  13. why estimate during planning? so we can set expectations with

    stakeholders — including supporting business-level planning
  14. stuff you didn’t know about dependencies stuff you didn’t think

    about doesn’t actually solve the problem it wasn’t actually what we wanted what could possibly go wrong? mix of skills architecture / non-functional requirements politics cognitive bias
  15. planning fallacy Executives tend to “make decisions based on delusional

    optimism rather than on a rational weighing of gains, losses, and probabilities. They overestimate benefits and underestimate costs. They spin scenarios of success while overlooking the potential for mistakes and miscalculations. As a result, they pursue initiatives that are unlikely to come in on budget or on time or to deliver the expected returns—or even to be completed.” Kahneman, Thinking Fast and Slow, p252.
  16. cost “Even in projects with very uncertain development costs, we

    haven't found that those costs have a significant information value for the investment decision… The single most important unknown is whether the project will be canceled. The next most important variable is utilization of the system, including how quickly the system rolls out and whether some people will use it at all.” Douglas Hubbard | http://www.cio.com/article/119059/The_IT_Measurement_Inversion
  17. None
  18. If everything went exactly to plan… It would be extremely

    embarrassing if we didn’t hit…
  19. lightweight planning A Practical Approach to Large-Scale Agile Development -

    Gruver, Young, Fulghum
  20. introducing user story mapping

  21. focused on user activities, not business epics holistic view of

    work, activities, users (context) create a better shared understanding of product dynamically “slice out” coherent releases trade off value / usability / feasability (prioritization) what’s different?
  22. minimize output, maximize outcome Jeff Patton, User Story Mapping p.

  23. MoSCoW Must have Should have Could have Won’t have

  24. kano model

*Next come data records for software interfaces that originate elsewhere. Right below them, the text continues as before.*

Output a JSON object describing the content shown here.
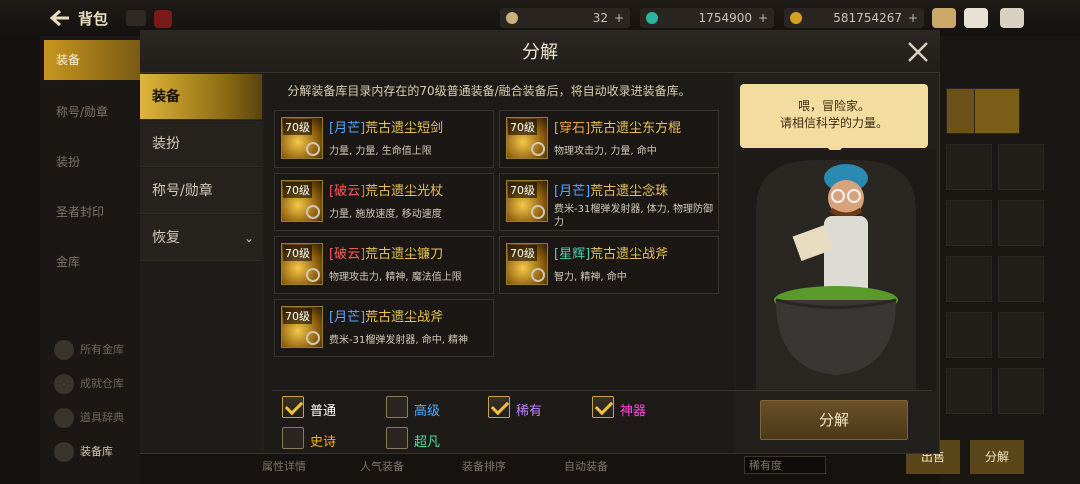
{
  "topbar": {
    "title": "背包",
    "currencies": [
      {
        "name": "coin-icon",
        "value": "32",
        "color": "#c9b27a"
      },
      {
        "name": "gem-icon",
        "value": "1754900",
        "color": "#2bb5a0"
      },
      {
        "name": "gold-icon",
        "value": "581754267",
        "color": "#d4a020"
      }
    ]
  },
  "bg_sidebar": {
    "items": [
      "装备",
      "称号/勋章",
      "装扮",
      "圣者封印",
      "金库"
    ],
    "subitems": [
      "所有金库",
      "成就仓库",
      "道具辞典",
      "装备库"
    ]
  },
  "modal": {
    "title": "分解",
    "tabs": [
      {
        "label": "装备",
        "active": true
      },
      {
        "label": "装扮",
        "active": false
      },
      {
        "label": "称号/勋章",
        "active": false
      },
      {
        "label": "恢复",
        "active": false
      }
    ],
    "info": "分解装备库目录内存在的70级普通装备/融合装备后，将自动收录进装备库。",
    "items": [
      {
        "level": "70级",
        "tag": "[月芒]",
        "tag_color": "#5aa7ff",
        "name": "荒古遗尘短剑",
        "stats": "力量, 力量, 生命值上限"
      },
      {
        "level": "70级",
        "tag": "[穿石]",
        "tag_color": "#e8a84a",
        "name": "荒古遗尘东方棍",
        "stats": "物理攻击力, 力量, 命中"
      },
      {
        "level": "70级",
        "tag": "[破云]",
        "tag_color": "#ff5a5a",
        "name": "荒古遗尘光杖",
        "stats": "力量, 施放速度, 移动速度"
      },
      {
        "level": "70级",
        "tag": "[月芒]",
        "tag_color": "#5aa7ff",
        "name": "荒古遗尘念珠",
        "stats": "费米-31榴弹发射器, 体力, 物理防御力"
      },
      {
        "level": "70级",
        "tag": "[破云]",
        "tag_color": "#ff5a5a",
        "name": "荒古遗尘镰刀",
        "stats": "物理攻击力, 精神, 魔法值上限"
      },
      {
        "level": "70级",
        "tag": "[星辉]",
        "tag_color": "#4ad6b0",
        "name": "荒古遗尘战斧",
        "stats": "智力, 精神, 命中"
      },
      {
        "level": "70级",
        "tag": "[月芒]",
        "tag_color": "#5aa7ff",
        "name": "荒古遗尘战斧",
        "stats": "费米-31榴弹发射器, 命中, 精神"
      }
    ],
    "filters": [
      {
        "label": "普通",
        "checked": true,
        "color": "#ffffff"
      },
      {
        "label": "高级",
        "checked": false,
        "color": "#4ab0ff"
      },
      {
        "label": "稀有",
        "checked": true,
        "color": "#c080ff"
      },
      {
        "label": "神器",
        "checked": true,
        "color": "#ff44dd"
      },
      {
        "label": "史诗",
        "checked": false,
        "color": "#ffb000"
      },
      {
        "label": "超凡",
        "checked": false,
        "color": "#4ae0a0"
      }
    ],
    "npc_speech": "喂，冒险家。\n请相信科学的力量。",
    "decompose_button": "分解"
  },
  "bg_bottom": {
    "buttons": [
      "属性详情",
      "人气装备",
      "装备排序",
      "自动装备"
    ],
    "sort_select": "稀有度",
    "sell_label": "出售",
    "decompose_label": "分解"
  }
}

  25. further reading http://www.agileconnection.com/article/dear-customer-truth-about-it- projects https://pragprog.com/magazines/2013-02/estimation-is-evil Tom DeMarco & Tim Lister,

    Waltzing with Bears Jeff Patton, User Story Mapping Douglas Hubbard, How to Measure Anything